A high profile African Union leadership race ended early Tuesday inconclusively, with neither of two candidates able to command the two-thirds majority needed to win. A caretaker commission will run the organization until new elections can be held in June.
The incumbent AU Commission Chairman Jean Ping of Gabon and South African challenger Nkosazana Dlamini-Zuma entered the contest confident of victory. In the end, both were rejected by the heads of state of the 54-member continental organization.
In three rounds of voting, Ping held a slight lead in his bid for a second term, with solid support from the French-speaking countries. But in a fourth round in which Ping was on the ballot alone, a bloc of 20 countries abstained, leaving him short of the 36 votes needed to win. It effectively was a no-confidence vote in his leadership, throwing the organization into limbo.

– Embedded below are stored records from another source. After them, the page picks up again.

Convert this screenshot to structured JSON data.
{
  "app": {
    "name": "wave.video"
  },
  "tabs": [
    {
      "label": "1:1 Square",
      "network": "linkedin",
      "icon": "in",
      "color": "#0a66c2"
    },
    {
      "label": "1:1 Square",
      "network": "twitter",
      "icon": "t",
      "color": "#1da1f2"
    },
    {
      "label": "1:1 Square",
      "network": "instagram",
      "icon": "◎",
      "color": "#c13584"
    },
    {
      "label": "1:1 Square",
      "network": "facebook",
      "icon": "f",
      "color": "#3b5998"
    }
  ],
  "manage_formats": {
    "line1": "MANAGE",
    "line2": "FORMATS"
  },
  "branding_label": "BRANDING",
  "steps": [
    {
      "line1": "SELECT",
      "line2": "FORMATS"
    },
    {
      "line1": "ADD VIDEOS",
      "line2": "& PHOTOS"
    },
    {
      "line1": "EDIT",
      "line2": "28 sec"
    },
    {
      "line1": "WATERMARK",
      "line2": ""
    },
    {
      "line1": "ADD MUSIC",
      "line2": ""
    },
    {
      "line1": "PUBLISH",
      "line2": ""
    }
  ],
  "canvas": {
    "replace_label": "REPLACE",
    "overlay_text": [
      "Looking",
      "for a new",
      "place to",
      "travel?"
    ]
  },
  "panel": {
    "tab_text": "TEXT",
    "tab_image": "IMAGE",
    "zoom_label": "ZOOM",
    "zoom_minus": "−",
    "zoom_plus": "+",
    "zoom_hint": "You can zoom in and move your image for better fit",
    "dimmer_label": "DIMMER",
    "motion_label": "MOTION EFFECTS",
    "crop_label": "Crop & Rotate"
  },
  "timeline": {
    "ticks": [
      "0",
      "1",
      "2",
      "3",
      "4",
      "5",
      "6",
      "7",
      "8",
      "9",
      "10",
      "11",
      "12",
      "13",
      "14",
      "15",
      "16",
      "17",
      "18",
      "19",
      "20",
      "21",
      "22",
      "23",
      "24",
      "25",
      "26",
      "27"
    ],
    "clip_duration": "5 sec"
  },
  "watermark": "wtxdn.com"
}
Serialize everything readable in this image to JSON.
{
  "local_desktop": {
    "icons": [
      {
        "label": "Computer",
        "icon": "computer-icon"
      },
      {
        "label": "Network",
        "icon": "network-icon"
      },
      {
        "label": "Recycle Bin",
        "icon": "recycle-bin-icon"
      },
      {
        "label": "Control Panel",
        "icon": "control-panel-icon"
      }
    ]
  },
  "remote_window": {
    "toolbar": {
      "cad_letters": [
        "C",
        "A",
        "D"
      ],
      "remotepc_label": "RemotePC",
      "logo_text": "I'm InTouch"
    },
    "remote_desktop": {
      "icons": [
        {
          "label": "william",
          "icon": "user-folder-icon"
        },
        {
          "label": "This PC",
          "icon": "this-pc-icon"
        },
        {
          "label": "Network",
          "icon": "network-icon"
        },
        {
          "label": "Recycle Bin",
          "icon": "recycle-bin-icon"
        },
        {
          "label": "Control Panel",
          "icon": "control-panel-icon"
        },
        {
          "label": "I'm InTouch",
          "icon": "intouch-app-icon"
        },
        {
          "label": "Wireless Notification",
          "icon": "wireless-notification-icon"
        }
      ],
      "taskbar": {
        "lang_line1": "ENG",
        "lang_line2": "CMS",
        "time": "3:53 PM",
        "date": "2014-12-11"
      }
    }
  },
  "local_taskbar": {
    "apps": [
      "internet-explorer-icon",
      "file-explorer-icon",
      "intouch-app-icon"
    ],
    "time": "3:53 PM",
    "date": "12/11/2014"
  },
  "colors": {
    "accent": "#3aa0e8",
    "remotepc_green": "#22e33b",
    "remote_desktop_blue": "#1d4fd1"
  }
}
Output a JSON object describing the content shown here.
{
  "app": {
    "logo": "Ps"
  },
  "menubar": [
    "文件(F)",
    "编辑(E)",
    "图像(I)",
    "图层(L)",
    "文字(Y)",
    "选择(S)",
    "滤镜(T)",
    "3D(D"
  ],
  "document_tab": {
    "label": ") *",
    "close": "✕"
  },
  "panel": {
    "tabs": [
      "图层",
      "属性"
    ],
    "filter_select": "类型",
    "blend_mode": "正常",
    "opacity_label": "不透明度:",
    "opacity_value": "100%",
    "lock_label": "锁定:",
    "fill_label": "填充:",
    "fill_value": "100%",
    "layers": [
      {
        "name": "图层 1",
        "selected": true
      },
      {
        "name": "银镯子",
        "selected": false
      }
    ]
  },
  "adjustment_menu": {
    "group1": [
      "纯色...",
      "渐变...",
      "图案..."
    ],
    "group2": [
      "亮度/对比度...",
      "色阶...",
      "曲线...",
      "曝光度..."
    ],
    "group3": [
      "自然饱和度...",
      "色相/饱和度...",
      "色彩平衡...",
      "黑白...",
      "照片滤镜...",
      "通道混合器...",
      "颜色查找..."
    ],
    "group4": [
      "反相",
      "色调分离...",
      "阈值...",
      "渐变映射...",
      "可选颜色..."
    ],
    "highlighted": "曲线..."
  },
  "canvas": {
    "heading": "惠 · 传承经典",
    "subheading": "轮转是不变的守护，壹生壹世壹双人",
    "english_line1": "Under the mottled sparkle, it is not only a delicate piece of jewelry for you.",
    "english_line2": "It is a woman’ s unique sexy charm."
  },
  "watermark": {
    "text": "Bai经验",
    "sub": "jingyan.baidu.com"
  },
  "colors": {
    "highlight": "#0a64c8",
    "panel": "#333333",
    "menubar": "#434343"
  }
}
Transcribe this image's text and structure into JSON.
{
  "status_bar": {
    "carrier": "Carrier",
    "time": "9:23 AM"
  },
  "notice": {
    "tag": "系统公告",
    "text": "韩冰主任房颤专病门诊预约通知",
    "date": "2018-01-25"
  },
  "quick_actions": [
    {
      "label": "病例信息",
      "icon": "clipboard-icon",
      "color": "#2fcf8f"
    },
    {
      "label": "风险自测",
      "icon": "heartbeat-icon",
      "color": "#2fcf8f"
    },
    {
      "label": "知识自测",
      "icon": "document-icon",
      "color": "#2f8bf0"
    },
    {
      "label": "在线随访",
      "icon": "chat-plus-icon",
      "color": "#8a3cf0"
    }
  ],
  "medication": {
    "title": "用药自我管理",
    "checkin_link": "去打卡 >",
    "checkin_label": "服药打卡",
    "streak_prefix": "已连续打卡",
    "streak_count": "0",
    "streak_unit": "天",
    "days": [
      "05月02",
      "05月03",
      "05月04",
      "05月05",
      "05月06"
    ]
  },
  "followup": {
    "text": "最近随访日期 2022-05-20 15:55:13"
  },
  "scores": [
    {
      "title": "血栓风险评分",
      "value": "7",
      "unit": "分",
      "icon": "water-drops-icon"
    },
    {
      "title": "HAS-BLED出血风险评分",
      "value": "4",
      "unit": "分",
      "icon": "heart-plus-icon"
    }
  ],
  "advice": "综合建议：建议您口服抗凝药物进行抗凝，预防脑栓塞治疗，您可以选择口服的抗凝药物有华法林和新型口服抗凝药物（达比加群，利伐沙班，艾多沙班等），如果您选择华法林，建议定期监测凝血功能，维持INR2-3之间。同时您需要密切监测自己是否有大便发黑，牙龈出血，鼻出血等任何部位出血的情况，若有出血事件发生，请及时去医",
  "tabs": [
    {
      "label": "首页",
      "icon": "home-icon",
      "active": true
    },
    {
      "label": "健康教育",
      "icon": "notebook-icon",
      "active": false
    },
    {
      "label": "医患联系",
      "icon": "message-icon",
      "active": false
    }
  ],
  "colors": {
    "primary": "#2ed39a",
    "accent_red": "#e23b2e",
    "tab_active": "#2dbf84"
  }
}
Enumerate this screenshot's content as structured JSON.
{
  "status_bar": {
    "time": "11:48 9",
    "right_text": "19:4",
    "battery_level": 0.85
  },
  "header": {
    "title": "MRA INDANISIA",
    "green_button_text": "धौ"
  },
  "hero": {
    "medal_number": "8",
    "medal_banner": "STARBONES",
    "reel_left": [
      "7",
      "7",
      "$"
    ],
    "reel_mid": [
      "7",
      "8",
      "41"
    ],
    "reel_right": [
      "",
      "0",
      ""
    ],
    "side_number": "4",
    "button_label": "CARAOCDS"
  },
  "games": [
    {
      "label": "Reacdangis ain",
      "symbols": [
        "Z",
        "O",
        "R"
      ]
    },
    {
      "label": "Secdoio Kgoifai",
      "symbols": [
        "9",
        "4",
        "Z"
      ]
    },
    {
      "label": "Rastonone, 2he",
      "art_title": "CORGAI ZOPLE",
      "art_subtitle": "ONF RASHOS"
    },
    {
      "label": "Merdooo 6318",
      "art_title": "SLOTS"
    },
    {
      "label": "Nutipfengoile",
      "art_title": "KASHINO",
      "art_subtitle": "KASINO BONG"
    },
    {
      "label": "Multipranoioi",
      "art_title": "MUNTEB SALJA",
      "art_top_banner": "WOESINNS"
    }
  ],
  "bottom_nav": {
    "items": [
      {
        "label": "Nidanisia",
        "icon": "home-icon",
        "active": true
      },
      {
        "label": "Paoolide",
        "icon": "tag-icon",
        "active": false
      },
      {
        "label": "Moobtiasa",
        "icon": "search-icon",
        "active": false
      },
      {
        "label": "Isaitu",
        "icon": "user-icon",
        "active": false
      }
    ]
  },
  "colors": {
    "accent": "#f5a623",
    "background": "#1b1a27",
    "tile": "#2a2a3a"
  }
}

After hasty consultations, the heads of state decided to keep the current commission in place as caretaker until another election can be held at the next summit in Malawi at the end of June.
A committee was formed to set election rules and solicit other candidates. Diplomats say the committee will also decide whether Ping or Zuma would be allowed to run in that election. Sources close to both candidates indicate they probably would stand aside and let others run.
South African Foreign Minister Maite Nkoana Mashabane cast the outcome as a victory, saying it had succeeded in ousting Ping, who has been blamed for the organization's slow and weak response to the recent crises in Libya and Ivory Coast.
“The outcome is that the incumbent chair lost. And in terms of the rules, he had to vacate the seat,” she said.
Mashabane said the result was an indication of widespread dissatisfaction with an organization that former AU Chairman and South African President Thabo Mbeki once said was dedicated to Africa's renaissance.
“We think the political message that has been sent out there is that African leaders want change,” Mashabane added.
The outcome of the race is also seen as a blow to South Africa, which invested heavily in Dlamini-Zuma's candidacy.
Analyst Mehari Maru of the Institute for Security Studies says the South Africans violated an unwritten rule that none of the continent's Big Five powers should seek a leadership post in the AU.
“South Africa, based on speculation and their aggressive election [campaign], thought they would get it," said Maru. "A prior consultation with countries would have saved it from this surprise."
But Maru says the big loser will be the African Union, which is likely to suffer from a leadership vacuum for the next several months.
“Now we have a commission by default which doesn't enjoy the confidence of the member states,” he said.
The normally talkative Ping declined comment at a post-summit news conference, saying that his voice was strained after long days of negotiations.